Facebook was built seven years ago with the construct that users cannot "friend" or connect with other users unless those users confirm their friend requests and agree to share information with them. While some have criticized this synchronous, two-way sharing as too limiting, other, more private people believe this is a good thing.
The Subscribe button offers users a compromise. In addition to letting user choose what they see from peoples' News Feeds, users may "follow" users they don't know. It's fair to compare the tool--many have--to Twitter's popular Follow button, which is the gateway to social interaction on that microblog.
Facebook has started prompting users to subscribe to the accounts of Facebook employees. Users will see the "people to subscribe to" prompt under the "upcoming events" section to the right of their News Feed. However, users will also find the Subscribe button on the right of the News Feed of all users whose profiles are public.
eWEEK, for example, clicked on the profile of Facebook engineer Lars Rasmussen, the former Google product manager renowned for building Google Maps and the failed Google Wave.

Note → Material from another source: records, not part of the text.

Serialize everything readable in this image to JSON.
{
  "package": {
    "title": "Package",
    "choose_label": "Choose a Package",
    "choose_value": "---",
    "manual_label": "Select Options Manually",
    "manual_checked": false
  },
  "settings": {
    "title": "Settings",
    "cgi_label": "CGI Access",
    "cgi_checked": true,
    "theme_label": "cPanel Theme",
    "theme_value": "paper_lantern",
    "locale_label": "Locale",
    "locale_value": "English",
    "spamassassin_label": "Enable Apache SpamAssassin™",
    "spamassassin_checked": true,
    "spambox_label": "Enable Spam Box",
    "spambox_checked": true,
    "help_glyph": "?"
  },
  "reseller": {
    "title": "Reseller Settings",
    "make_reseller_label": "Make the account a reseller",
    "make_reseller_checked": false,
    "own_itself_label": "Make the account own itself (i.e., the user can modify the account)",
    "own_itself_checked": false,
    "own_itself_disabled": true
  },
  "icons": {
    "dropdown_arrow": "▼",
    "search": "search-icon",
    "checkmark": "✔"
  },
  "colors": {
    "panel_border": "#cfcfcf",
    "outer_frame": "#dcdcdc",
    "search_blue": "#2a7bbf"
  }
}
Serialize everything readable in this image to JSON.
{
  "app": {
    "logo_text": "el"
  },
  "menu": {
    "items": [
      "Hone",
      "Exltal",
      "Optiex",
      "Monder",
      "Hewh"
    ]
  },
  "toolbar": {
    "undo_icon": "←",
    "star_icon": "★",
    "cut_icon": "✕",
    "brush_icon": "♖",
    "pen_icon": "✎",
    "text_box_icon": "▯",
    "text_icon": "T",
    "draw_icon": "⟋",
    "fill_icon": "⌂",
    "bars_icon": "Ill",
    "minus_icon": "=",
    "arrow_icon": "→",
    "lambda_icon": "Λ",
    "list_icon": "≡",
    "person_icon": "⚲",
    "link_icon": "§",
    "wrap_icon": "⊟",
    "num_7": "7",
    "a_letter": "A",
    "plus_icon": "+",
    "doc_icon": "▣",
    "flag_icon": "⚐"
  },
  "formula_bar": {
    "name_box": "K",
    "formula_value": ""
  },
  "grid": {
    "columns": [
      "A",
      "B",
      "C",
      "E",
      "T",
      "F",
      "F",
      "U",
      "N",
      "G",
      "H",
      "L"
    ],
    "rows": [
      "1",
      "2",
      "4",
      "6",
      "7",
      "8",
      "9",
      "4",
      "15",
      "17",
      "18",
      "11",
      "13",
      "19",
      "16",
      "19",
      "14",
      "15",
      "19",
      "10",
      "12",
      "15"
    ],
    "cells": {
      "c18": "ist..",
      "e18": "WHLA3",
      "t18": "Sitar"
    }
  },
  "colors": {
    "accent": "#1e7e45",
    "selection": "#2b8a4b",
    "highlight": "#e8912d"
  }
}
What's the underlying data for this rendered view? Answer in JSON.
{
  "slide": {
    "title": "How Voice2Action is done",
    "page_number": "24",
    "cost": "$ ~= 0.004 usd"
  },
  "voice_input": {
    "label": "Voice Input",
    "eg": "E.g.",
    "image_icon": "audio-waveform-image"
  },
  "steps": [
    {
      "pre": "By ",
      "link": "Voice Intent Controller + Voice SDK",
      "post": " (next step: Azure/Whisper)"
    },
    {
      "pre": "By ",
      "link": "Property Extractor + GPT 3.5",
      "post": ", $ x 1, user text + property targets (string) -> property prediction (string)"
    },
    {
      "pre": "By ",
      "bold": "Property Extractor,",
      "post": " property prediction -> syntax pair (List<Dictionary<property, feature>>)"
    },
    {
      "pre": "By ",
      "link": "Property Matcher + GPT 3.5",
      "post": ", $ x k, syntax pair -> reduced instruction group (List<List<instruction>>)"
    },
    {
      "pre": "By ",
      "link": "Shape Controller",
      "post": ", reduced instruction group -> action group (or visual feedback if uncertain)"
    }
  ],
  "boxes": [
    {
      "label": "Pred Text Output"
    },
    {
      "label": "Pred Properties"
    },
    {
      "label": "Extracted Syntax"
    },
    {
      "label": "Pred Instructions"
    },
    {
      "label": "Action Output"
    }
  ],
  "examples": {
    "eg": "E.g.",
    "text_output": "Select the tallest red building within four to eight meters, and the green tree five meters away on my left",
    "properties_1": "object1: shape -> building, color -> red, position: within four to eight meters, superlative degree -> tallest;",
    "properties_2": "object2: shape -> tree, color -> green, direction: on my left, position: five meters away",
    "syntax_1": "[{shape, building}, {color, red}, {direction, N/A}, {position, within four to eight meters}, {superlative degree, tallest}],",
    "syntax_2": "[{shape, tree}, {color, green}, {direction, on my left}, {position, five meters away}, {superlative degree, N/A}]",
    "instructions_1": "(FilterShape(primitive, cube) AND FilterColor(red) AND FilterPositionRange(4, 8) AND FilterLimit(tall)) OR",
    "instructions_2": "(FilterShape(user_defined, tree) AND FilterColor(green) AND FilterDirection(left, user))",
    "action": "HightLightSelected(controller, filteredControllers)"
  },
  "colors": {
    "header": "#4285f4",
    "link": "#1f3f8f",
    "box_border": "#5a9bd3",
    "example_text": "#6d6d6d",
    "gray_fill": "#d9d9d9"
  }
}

Once we clicked the Subscribe button to follow Rasmussen we were able to choose to follow all of his updates, most updates (which is the default setting) and just important updates.
Subscribe is even more granular; users can choose to see any combination of "status updates," "life events," "photos and videos" or "games." Or, users may retain the default setting, which is to follow all of a user's information sharing on the network.
Users may also click the option to unsubscribe to cease following a user's account. Also, users may opt to broadcast their updates to people who aren't their friends by opting in to receive a Subscribe button on their profile. Users who subscribe to those who add the button will see the user's public posts.
To opt in, navigate to the subscriptions page and click to allow subscribers. Users may also choose to let others comment on their posts and receive notifications when someone follows them. By navigating to the Subscribers section on their profiles, users may edit their settings and even opt out of the Subscribe tool.
Subscribe joined the new Smart Lists feature, which auto-populates friends lists, of Facebook's Friend Lists as two new information-sharing tools that sport a great degree of granularity.
These tools won't lure more users to Facebook, which is the biggest online social network with 750 million-plus users, but it should keep them from going to Google+ for more fine-grained sharing tools.